Patrick Moore He is the Vice President of Animal Nation, a South Salem-based non-profit aimed at eliminating animal cruelty and promoting respect and compassion for all living things by educating the public and increasing awareness through community outreach. From mice, owls, and hawks to deer, cattle, dogs, cats, and even a seal, Moore rehabilitates and provides sanctuary to wildlife in our community and beyond.
John Ohnmact A fifth-time captain and EMS provider of the Katonah-Bedford Hills Volunteer Ambulance Corps, he has treated an estimated 2,000 people and responds to calls for help 24/7. He has the same compassionate approach to every patient and has a composed, unruffled demeanor. His leadership style boosts both morale and self-confidence, and corps membership soars each time he is in a leadership position.
Steve Ricker For three decades, he has served as director of conservation and manager of Westmoreland Sanctuary, informing and touring the public through the hundreds of acres of preserved land. He leads nature classes and tours for students and families. In his free time, he volunteers for Bedford Audubon Society and the town of Mt. Kisco for conservation planning, and offers consultations to homeowners who want to attract birds, butterflies, and other wildlife to their property.

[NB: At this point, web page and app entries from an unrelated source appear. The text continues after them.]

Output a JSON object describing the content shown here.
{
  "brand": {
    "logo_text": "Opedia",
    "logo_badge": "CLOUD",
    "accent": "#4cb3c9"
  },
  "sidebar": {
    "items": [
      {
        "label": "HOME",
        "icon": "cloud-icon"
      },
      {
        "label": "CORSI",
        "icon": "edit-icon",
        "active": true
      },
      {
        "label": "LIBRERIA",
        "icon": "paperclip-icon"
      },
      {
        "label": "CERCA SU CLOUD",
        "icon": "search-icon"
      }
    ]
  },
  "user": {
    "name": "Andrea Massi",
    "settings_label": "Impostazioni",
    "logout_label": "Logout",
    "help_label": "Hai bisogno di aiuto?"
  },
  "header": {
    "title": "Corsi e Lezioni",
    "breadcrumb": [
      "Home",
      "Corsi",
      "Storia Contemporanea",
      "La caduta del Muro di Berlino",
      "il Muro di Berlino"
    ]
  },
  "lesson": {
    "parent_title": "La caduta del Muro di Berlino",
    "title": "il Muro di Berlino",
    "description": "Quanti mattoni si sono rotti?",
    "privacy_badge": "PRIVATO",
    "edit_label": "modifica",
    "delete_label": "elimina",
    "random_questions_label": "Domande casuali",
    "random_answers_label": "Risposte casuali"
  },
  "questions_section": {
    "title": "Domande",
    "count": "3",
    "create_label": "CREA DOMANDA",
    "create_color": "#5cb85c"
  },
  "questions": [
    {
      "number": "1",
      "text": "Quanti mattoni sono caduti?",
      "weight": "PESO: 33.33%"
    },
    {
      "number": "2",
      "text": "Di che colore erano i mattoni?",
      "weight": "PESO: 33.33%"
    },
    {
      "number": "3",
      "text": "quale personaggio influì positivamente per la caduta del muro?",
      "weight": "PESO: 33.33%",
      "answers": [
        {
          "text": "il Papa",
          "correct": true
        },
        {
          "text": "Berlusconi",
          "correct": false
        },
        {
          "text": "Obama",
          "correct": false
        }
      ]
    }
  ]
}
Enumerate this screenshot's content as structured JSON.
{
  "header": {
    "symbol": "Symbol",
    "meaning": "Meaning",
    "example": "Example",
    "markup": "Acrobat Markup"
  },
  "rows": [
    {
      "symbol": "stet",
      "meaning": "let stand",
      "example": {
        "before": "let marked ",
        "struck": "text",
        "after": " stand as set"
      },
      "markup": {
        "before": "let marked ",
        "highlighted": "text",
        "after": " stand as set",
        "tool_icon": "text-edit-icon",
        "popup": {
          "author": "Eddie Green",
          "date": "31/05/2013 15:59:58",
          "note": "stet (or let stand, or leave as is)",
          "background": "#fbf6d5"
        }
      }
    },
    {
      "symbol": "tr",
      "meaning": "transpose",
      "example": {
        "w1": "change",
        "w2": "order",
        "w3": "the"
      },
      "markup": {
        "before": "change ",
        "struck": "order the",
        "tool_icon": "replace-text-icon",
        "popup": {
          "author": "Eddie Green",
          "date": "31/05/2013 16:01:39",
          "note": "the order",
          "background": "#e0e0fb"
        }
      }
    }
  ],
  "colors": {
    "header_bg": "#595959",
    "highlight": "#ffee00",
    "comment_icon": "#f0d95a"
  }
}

Varner Redmon She has been invaluable to Caramoor over the past 25 years, having led the revitalization of Caramoor’s gardens twice, including designing and installing the Sundial Garden and rehabilitating the historic Sunken Garden with the Bedford Garden Club, as well as researching and publishing a book on Caramoor’s history that serves as a trusted resource. She has also long been a champion of Caramoor’s Rising Stars program to bolster the careers of young musicians.
Bart & Diana Tyler Owners of Kelloggs & Lawrence in Katonah, they co-founded Bridges to Community 26 years ago. Bridges is a nonprofit focused on alleviating poverty in regions of Nicaragua and the Dominican Republic through health, education, housing, and economic development programs. They serve on the board and have led countless service trips, inspiring groups from Fox Lane and John Jay High Schools, Bedford and Katonah Presbyterian Churches, and Temple Shaaray Tefila to volunteer with Bridges and change lives.
Jo Voege A 40-year resident of Katonah and mother of four with a big heart, she chairs the Town of Bedford Senior Advisory Committee. With degrees in both education (B.S.) and Geriatrics, Guidance and Counseling (M.S.), Voege has done a remarkable job in leading the committee and advocating to keep Bedford’s senior citizens healthy, vital, and active. She consistently provides sound advice to the board and is a tremendous asset to the community.
Ebie Ensign Wood She moved to Pound Ridge in 1945 and has been celebrating this community ever since. Most recently, the former, longtime manager of Houlihan Lawrence Pound Ridge, has led the Pound Ridge Historical Society as president, creating hype for local heritage and spearheading initiatives to future-proof the archives, all while pulling together some phenomenal exhibitions at the museum. Her unquenchable thirst for stories, unwavering passion for Pound Ridge, and brilliant efforts to bring people together are unparalleled in this town.
Jim Perry As a 39-year Pound Ridge fireman (and former chief) who has trained hundreds of volunteers, a 22-year member of the PR Office of Emergency Management where he provides invaluable insight on disasters, a 15-year volunteer at the PR Car Show, and life-saving instructor at the town park, Perry (also PR building and fire inspector) has proven time and again the value of volunteerism, and in that capacity, has made Pound Ridge a safer and well-prepared community.